Provided material: Begin

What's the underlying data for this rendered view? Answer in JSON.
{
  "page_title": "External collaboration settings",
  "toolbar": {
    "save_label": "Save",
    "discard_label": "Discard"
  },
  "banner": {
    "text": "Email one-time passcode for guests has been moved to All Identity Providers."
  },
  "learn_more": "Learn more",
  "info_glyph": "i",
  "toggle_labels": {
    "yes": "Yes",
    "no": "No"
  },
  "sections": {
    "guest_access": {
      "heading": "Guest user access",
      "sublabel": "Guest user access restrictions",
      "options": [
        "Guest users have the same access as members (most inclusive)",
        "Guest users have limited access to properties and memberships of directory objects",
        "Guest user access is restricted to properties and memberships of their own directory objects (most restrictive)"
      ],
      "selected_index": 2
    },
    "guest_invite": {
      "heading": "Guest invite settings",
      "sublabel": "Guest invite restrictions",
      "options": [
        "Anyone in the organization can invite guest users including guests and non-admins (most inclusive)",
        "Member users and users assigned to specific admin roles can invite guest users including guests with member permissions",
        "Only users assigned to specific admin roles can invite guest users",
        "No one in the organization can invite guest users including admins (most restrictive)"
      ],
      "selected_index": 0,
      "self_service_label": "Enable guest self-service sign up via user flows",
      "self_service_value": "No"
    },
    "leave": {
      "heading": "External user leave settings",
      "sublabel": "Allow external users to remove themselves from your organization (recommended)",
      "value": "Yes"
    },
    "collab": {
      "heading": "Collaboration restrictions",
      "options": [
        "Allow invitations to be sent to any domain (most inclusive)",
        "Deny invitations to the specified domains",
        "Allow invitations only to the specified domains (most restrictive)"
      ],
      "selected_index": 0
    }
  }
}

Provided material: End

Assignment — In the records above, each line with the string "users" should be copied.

Task solution —
        "Guest users have the same access as members (most inclusive)",
        "Guest users have limited access to properties and memberships of directory objects",
        "Anyone in the organization can invite guest users including guests and non-admins (most inclusive)",
        "Member users and users assigned to specific admin roles can invite guest users including guests with member permissions",
        "Only users assigned to specific admin roles can invite guest users",
        "No one in the organization can invite guest users including admins (most restrictive)"
      "sublabel": "Allow external users to remove themselves from your organization (recommended)",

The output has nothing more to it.